Yikes! That possibility was even more unsettling than self-imprisonment.
So I am glad that I can own a gun and that American thieves have a reason to be wary of me. Sure, our lax gun laws have not eliminated robberies and home invasions, but I do not live in fear. When homeowners interrupt a burglary in the U.S., the thieves usually run away.
That said, I am by no means pro-gun.
America has a mysterious love-affair with the gun; a dysfunctional gun culture.
I don’t think less of my friends that own a hunting rifle. I don’t pity my friends that keep a handgun in their bedroom. These people have made well-informed decisions about the ownership of a very dangerous weapon. They keep their firearms locked up and have made a conscious tradeoff between security and the risk of an unintentional discharge -- of property damage, the injury or even death of an innocent.
But I am wary of my friends who carry guns with them, of friends who have hidden guns throughout their homes so that they are never more than a few steps away from access to deadly force. Gun ownership has a strange effect on the psyche. And although these “gun enthusiasts” may view the rest of us as living in fear, I refuse to accept that as reality. It seems to me that those who fetishize weapons of mass violence are far more likely to respond to the unknown with unwarranted aggression, to risk aggravating situations that could have been diffused otherwise.
What would have happened if George Zimmerman had not been carrying a gun while on neighborhood watch? It’s impossible to say for certain, but I believe a very different story would have unfolded. When the 911 dispatcher told George that police were enroute and that he should not confront 17 year old Trayvon Martin, he probably would have listened.
I remember being a teenager and how I was angry at the world for thinking that I was up to no good when I hadn’t done anything wrong. I was confrontational too. Trayvon certainly had a chip on his shoulder and was looking for a fight. Perhaps the same sad outcome was inevitable, even if it had been the police who stopped the hooded teen to find out what he doing that night.
But I bet George wishes now that he hadn’t been emboldened by a 9mm Kel-Tec.
Stories like that of George and Trayvon are actually commonplace in America. Most don’t end in a death, and so aren’t sensational and newsworthy, but I think they are important to note just the same. A work buddy who flips off a road-raging motorist, a friend who takes a gun from his glove compartment because another customer at a gas station is stressed out… have these people protected themselves or escalated a non-event towards something that could have been tragic?
Politicians are deeply divided on how to fix America’s gun problem. Perhaps the laws do need to change to make it harder for dangerous people and potential criminals to get a gun legally, but laws are not going to change this gun culture.

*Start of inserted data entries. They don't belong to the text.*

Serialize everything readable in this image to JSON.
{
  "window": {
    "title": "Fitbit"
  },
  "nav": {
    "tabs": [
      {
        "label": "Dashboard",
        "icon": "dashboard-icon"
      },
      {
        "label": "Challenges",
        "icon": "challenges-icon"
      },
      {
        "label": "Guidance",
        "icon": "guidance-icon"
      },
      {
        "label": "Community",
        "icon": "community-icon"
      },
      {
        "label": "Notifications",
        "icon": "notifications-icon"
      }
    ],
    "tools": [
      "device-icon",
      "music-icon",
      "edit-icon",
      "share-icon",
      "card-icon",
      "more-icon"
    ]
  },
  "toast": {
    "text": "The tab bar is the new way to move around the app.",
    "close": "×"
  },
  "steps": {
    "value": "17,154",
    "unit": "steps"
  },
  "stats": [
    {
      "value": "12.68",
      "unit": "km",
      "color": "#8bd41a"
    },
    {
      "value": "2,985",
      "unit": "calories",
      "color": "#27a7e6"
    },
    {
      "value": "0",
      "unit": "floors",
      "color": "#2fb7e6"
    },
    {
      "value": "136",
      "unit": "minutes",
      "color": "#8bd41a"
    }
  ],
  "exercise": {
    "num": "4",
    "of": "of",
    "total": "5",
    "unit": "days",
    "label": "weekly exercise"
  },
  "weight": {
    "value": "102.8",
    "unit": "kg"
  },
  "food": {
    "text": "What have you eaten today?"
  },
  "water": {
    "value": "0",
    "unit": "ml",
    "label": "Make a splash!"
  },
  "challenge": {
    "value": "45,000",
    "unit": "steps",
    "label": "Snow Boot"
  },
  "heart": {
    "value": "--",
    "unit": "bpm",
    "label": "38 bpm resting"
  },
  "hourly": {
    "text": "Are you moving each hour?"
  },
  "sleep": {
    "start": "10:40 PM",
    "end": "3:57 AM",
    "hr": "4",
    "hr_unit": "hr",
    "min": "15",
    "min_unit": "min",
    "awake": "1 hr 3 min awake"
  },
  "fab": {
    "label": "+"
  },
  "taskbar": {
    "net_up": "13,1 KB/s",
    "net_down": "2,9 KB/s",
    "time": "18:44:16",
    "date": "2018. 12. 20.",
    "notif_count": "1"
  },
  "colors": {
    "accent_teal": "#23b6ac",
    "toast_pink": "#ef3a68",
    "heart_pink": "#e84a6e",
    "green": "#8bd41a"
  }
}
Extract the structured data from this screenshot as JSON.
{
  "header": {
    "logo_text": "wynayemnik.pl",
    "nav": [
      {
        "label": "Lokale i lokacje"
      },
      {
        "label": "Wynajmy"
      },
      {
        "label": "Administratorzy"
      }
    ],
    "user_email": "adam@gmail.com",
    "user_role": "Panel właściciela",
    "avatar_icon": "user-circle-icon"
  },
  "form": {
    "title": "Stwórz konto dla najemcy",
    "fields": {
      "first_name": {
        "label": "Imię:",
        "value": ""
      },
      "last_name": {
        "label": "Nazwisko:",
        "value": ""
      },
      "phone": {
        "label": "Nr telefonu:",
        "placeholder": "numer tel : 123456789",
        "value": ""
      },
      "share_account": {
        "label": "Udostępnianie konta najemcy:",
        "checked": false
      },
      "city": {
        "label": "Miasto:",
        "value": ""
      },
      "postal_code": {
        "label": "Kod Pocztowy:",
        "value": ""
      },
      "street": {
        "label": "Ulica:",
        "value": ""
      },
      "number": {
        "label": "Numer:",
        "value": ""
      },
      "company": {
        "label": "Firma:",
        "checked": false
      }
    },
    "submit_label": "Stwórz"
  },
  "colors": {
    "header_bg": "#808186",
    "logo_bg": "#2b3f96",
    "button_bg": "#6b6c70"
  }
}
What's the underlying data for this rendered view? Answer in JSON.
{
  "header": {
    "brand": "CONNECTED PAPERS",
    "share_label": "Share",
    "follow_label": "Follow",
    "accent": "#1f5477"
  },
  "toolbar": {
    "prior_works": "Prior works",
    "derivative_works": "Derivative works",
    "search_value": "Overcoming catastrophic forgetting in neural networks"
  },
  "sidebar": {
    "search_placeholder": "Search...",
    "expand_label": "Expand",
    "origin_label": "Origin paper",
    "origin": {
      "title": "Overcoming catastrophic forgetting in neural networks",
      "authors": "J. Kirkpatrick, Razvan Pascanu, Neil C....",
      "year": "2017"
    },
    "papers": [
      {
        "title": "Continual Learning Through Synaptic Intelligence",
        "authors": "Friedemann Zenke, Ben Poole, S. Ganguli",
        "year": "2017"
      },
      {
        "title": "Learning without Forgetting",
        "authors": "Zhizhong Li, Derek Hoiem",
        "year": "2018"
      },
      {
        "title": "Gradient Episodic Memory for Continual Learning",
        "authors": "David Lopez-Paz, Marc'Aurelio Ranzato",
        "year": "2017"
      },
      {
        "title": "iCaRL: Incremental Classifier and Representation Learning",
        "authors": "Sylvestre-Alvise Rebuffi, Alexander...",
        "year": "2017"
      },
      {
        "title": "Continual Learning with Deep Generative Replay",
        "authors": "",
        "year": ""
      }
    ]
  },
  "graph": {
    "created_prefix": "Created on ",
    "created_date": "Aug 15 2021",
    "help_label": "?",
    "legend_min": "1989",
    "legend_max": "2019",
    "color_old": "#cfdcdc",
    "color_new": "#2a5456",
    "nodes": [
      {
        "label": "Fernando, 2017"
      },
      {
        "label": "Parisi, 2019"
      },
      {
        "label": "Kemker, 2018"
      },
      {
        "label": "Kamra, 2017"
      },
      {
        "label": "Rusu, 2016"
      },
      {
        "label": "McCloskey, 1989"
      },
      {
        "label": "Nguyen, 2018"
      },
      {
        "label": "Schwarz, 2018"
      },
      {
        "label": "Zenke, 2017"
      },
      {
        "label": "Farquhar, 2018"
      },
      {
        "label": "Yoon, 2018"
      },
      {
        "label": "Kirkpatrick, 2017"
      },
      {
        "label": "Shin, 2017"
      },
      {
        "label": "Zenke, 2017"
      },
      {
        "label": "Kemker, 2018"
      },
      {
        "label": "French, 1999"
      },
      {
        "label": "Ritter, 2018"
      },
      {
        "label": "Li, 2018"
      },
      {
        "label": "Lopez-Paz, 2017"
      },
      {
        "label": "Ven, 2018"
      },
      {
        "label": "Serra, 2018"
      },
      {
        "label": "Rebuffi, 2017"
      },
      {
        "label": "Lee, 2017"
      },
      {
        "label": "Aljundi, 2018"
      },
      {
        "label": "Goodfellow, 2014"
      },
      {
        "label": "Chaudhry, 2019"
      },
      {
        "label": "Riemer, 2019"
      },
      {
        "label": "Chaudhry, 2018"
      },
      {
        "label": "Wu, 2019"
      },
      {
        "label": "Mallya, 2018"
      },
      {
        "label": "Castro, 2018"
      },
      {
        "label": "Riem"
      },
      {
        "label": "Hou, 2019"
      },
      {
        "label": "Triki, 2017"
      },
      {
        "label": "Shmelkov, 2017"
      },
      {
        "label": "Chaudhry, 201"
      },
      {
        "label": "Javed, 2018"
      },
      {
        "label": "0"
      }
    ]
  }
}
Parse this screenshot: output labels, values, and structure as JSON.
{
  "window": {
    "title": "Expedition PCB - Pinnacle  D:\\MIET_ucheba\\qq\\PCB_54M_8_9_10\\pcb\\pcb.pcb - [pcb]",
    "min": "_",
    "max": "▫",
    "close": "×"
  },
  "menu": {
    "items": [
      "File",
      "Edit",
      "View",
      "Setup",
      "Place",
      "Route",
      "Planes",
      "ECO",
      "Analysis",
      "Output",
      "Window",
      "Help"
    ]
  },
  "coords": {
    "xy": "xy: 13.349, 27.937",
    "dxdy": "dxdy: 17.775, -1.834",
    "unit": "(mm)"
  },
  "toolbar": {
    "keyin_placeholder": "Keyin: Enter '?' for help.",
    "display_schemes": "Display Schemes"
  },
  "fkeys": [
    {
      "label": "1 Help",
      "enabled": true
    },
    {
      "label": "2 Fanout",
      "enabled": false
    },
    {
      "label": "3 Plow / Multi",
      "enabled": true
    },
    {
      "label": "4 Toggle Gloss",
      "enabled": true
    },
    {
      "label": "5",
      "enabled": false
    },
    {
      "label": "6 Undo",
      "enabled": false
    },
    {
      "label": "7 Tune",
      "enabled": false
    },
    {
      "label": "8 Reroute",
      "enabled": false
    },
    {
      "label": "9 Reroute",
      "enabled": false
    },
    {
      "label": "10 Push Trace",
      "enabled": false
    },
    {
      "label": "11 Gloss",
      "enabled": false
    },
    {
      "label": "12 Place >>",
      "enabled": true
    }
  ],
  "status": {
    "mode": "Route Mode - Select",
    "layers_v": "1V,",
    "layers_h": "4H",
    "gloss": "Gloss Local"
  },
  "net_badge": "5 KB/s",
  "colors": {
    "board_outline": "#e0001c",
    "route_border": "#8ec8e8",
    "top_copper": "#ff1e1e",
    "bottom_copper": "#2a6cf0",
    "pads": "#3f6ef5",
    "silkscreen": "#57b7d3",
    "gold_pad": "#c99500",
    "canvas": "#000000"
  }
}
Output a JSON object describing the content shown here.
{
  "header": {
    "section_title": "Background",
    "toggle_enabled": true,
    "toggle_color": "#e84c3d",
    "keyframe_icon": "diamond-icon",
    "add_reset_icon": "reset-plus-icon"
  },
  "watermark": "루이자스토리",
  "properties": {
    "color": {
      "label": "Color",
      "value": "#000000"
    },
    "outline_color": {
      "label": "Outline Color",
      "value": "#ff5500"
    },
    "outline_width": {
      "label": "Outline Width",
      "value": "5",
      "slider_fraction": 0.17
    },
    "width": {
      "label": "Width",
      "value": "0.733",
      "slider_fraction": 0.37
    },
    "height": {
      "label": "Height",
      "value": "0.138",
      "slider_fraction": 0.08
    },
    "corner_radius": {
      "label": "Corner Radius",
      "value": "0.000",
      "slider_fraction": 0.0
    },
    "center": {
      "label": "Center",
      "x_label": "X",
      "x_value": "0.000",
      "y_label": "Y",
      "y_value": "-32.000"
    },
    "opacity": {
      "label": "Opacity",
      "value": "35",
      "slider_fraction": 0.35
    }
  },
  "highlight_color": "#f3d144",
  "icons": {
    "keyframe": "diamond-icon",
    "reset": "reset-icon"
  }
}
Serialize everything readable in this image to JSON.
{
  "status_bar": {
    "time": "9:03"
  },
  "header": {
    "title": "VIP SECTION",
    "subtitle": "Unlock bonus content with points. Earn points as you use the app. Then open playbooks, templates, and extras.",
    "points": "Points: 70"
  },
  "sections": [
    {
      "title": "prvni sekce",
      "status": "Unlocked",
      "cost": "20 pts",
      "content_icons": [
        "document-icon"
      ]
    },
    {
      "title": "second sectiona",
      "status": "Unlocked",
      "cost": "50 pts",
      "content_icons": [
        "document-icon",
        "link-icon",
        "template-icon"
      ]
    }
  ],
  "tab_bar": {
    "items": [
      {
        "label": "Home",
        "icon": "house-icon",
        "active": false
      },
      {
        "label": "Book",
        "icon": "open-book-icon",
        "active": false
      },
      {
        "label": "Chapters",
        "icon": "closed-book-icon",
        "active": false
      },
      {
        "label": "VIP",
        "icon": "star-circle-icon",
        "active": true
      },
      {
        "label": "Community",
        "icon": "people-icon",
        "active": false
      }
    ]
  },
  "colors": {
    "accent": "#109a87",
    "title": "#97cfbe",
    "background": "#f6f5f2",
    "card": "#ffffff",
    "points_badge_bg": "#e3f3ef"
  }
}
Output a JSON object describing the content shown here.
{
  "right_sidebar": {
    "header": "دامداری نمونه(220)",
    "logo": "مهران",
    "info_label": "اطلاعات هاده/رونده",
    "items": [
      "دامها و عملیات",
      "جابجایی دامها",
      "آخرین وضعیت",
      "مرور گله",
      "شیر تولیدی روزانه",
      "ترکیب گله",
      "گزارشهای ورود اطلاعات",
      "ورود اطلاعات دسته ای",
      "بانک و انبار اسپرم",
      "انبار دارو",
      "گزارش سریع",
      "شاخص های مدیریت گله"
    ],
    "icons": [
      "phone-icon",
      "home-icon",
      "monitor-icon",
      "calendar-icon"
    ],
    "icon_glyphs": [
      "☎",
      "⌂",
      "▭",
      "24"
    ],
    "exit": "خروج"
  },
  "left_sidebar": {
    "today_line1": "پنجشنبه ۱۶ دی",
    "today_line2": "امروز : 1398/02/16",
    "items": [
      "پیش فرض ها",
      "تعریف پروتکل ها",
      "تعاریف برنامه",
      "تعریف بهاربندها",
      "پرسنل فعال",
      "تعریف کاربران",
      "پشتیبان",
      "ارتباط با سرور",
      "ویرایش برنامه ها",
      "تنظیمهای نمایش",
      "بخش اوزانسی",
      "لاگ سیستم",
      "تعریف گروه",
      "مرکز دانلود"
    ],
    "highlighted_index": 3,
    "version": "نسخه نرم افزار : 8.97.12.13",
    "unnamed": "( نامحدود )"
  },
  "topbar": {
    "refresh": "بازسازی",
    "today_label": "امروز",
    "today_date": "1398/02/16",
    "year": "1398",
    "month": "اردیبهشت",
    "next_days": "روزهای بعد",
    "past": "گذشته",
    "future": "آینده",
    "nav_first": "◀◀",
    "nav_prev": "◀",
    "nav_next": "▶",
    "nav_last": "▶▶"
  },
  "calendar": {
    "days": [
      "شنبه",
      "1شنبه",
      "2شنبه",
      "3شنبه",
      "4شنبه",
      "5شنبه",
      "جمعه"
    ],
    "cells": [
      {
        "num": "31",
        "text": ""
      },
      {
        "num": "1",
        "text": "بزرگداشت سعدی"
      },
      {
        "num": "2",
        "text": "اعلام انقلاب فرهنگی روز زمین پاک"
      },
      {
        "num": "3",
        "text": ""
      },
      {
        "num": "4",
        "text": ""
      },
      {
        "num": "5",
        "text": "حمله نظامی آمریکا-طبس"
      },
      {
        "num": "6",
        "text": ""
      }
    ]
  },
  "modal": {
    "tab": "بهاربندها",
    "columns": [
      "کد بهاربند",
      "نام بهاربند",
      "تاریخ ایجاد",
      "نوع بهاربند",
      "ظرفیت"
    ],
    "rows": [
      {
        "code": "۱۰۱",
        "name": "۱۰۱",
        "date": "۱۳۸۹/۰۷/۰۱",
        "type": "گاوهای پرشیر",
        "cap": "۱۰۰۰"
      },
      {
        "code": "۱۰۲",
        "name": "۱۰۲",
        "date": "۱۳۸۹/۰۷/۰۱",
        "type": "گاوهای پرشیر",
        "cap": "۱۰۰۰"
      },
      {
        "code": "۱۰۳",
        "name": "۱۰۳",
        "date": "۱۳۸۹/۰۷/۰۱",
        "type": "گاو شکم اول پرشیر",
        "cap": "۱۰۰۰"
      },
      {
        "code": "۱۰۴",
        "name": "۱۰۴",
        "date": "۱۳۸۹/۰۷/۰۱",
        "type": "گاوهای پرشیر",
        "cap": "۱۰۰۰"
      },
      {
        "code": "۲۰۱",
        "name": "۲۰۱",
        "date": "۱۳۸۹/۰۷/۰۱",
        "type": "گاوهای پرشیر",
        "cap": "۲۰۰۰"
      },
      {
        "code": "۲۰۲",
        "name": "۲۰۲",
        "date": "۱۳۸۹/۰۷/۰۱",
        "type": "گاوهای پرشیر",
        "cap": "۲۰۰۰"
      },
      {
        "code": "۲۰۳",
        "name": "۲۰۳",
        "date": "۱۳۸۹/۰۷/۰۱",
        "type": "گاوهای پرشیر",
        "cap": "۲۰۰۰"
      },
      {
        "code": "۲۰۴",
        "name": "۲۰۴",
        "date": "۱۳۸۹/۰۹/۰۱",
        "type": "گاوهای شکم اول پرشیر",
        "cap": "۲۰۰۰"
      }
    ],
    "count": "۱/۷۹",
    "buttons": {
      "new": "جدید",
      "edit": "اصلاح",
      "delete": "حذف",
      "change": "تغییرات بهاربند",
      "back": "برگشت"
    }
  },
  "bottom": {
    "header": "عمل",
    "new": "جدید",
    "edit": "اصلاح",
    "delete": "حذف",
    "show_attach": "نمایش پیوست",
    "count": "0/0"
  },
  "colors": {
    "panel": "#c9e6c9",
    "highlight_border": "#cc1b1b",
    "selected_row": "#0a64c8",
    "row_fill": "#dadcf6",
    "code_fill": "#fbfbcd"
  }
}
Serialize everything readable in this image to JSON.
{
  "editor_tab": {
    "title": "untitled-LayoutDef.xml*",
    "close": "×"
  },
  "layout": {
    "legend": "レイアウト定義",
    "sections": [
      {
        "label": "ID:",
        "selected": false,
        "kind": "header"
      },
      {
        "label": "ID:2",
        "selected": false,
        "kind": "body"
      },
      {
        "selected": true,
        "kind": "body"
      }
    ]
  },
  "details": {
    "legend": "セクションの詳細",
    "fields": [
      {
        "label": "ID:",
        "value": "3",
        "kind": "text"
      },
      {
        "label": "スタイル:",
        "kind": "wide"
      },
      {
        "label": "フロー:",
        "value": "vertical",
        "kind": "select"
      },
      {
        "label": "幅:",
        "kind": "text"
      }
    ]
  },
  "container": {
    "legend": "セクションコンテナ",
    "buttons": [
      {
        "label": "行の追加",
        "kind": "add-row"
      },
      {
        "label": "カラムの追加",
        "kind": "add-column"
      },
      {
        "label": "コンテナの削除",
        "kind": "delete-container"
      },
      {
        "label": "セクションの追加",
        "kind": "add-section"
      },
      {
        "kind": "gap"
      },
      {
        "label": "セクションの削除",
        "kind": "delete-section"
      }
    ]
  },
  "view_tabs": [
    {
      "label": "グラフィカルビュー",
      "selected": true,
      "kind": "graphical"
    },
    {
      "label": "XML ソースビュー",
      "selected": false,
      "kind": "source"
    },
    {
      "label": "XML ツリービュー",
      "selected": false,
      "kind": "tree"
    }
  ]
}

How do you change a culture? I don’t know. I’m no philosopher and I’m not a parent, but I suspect the answer lies in how we raise our kids. If we taught our kids that guns don’t solve problems, they create them; perhaps they would grow into adults that were just gun owners, instead of disciples of the gun, instead of worshippers of mass-produced false-gods.
Some of them might even trust mankind enough to forgo owning a weapon at all.